For Patrick Jouin, ascendant French design star and subject of a solo exhibition at the Museum of Arts and Design (MAD), exposure to the precision, rigor, and poetic potential of the machine came at an early age. His father was a technician and craftsman; in the family basement was a Roger Tallon “Gallic” lathe–a room-sized machine tool designed by France’s pre-eminent modern industrial designer. Jouin cites this circumstance, along with a trip to a Da Vinci exhibition, as formative influences. Da Vinci and Tallon: it would be hard to find two better avatars for a career spent relentlessly sketching and innovating, finding surprising beauty in pushing technical boundaries.

After studying industrial design in Paris, and an apprenticeship with Philippe Starck, Jouin opened his own studio in 1998. Some fifty pieces of product design from the decade-plus since are featured at MAD, in what is Jouin’s first solo show in the U.S. (He has had several elsewhere; most recently at the Pompidou Centre). Included are greatest hits, such as the One-Shot Stool, part of the Solid line of polyurethane pieces produced by 3D rapid prototyping (2004); Optic Furniture Cubes for Kartell (2008); the Alessi Pasta Pot, designed in collaboration with Alain Ducasse (2007); and the Chaud line of ceramic tourines hand-made by Vallauris potters (2002). Also included are current and forthcoming designs such as the Zermatt line of stainless steel cutlery for Puiforcat; the “Bloom” table lamp, also produced by stereolithography, that has a one-piece hinged “bud” that easily opens or blooms; G.H. Mumm’s champagne accessories; and a modular sofa for Bernhardt.

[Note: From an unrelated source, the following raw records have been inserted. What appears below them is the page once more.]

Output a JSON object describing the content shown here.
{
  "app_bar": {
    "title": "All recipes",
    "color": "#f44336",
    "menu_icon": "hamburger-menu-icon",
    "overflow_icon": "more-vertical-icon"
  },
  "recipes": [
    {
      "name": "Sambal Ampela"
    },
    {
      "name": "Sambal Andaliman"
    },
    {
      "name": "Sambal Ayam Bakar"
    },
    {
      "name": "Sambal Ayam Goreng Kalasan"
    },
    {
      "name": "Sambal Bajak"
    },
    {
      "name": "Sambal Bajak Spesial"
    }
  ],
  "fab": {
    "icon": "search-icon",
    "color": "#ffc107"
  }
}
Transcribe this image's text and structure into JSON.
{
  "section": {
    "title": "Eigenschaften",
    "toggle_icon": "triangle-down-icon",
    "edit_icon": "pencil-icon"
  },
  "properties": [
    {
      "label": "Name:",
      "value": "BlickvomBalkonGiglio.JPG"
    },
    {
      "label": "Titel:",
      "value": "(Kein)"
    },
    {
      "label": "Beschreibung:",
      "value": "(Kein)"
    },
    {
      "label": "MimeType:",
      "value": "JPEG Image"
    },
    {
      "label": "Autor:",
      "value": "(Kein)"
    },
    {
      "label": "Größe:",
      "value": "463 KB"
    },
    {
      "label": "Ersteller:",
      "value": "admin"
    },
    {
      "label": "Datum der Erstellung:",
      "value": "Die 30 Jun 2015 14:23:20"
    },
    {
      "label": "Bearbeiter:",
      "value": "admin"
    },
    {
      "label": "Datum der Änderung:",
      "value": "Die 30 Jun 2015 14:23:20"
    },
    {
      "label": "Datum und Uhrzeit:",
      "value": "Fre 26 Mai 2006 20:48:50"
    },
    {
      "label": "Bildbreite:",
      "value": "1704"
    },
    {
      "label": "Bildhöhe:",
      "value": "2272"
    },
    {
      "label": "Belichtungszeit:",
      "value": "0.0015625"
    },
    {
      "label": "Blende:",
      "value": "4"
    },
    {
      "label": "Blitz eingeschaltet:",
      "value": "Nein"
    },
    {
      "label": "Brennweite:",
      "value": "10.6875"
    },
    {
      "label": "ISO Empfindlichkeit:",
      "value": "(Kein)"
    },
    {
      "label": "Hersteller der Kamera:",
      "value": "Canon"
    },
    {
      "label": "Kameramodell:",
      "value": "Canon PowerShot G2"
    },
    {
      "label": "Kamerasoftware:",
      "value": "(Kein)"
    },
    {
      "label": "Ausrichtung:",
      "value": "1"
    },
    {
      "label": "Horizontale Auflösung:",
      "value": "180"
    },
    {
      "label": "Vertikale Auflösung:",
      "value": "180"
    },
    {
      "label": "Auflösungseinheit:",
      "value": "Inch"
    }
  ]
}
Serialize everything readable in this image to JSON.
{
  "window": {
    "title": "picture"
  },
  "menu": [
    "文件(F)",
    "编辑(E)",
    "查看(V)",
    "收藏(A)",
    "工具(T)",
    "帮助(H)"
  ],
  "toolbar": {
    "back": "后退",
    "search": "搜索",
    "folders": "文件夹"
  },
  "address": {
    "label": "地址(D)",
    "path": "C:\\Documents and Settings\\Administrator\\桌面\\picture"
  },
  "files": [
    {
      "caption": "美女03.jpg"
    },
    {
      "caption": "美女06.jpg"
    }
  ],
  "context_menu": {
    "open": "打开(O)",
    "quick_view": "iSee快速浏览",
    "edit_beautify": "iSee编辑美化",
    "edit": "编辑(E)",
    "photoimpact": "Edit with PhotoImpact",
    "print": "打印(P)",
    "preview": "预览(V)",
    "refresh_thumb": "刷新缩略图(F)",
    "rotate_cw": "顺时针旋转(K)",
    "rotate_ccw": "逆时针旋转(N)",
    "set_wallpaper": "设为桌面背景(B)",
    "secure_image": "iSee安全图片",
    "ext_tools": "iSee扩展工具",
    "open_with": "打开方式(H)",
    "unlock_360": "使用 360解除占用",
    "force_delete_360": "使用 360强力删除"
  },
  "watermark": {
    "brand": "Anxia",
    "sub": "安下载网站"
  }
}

In discussing his work, eloquently, at a presentation last Thursday, Jouin referred repeatedly to simplicity and the role of gesture, obviously two keywords for him. By simple, Jouin means something like direct, honest, and unpretentious; less a matter of egotistic self-expression than a deep meditation on the program and the context. What appears simple or self-evident is the product of a long process of research, engagement with the problem or problems to be solved, technical experimentation, and endless sketching, often done at a favorite café. Beauty is often a byproduct of technical and formal inventiveness bumping into physical and economic constraint.
Gesture, for Jouin, apprehends the context in which design is used, and assigns to design a large social role as non-verbal communication.

Repeatedly, he likens design to dance. In designing the chair for the Jules Verne restaurant at the Eiffel Tower, for example, Jouin imagined a couple on a first date: the ritual or gesture of being seated at the table became an important part of the romance–the visual impression had to be memorable, the chair had to slide easily, so the lady could be seated gracefully, etc. So too with the Chaud turrine–taking the top off and putting it under the bottom saves the waiter a trip–and the Zermatt cutlery, which are curved so that only two points touch the (dirty) tablecloth. This type of attention to detail and usage defines Jouin’s work. His objects embody a rigorous yet graceful and intimate choreography that plays out hundreds of times a day as his products are used.

Jouin is a household name in France, for his product designs, his public commissions, and his architectural and interior work with Sanjit Manku. It is said that one of his designs is encountered in Paris every 340 feet. In New York, we are more fortunate–we can see one of his designs every 3 feet, but only by visiting MAD before February 6.